As you look over the data below, please find each line where the word "Buscar" appears, then copy it.

BEGIN Record extracts

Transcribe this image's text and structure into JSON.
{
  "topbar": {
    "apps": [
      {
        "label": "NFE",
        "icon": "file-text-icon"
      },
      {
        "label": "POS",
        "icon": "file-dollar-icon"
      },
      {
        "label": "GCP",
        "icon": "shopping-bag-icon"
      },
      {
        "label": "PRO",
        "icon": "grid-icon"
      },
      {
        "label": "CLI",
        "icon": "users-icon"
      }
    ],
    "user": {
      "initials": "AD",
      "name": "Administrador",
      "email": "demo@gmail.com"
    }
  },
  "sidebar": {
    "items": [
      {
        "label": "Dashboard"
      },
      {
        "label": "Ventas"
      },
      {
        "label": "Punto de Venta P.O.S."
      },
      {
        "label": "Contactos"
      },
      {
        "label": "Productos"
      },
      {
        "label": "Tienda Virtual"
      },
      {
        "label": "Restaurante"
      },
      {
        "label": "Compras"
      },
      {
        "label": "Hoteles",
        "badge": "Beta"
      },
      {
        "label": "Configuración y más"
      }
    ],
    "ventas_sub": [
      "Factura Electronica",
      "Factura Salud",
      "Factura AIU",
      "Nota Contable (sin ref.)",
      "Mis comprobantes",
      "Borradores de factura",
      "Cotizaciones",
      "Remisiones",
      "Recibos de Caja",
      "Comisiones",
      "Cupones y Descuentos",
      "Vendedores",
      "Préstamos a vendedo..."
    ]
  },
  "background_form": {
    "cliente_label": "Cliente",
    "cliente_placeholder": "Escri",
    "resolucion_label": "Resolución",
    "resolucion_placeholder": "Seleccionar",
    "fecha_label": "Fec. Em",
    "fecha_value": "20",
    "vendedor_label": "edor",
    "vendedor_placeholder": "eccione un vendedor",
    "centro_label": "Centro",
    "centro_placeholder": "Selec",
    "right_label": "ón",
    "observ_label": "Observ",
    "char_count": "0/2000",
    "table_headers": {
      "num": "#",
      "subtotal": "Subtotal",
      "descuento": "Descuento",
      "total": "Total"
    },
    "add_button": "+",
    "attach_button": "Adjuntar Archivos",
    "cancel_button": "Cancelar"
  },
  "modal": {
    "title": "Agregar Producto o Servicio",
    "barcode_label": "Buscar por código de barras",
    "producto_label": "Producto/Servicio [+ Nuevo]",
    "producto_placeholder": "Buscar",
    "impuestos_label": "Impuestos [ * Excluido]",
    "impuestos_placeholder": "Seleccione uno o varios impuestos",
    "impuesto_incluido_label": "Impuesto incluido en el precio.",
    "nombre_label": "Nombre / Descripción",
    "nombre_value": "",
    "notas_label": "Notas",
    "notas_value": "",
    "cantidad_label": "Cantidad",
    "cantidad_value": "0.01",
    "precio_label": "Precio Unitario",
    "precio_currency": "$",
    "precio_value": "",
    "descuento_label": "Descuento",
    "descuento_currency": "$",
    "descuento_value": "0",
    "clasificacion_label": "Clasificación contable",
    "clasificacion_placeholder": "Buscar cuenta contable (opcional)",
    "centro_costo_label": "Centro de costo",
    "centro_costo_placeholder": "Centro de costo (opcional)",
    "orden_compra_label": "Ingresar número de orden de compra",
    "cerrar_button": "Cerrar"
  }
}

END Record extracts

Answer to this task:
    "barcode_label": "Buscar por código de barras",
    "producto_placeholder": "Buscar",
    "clasificacion_placeholder": "Buscar cuenta contable (opcional)",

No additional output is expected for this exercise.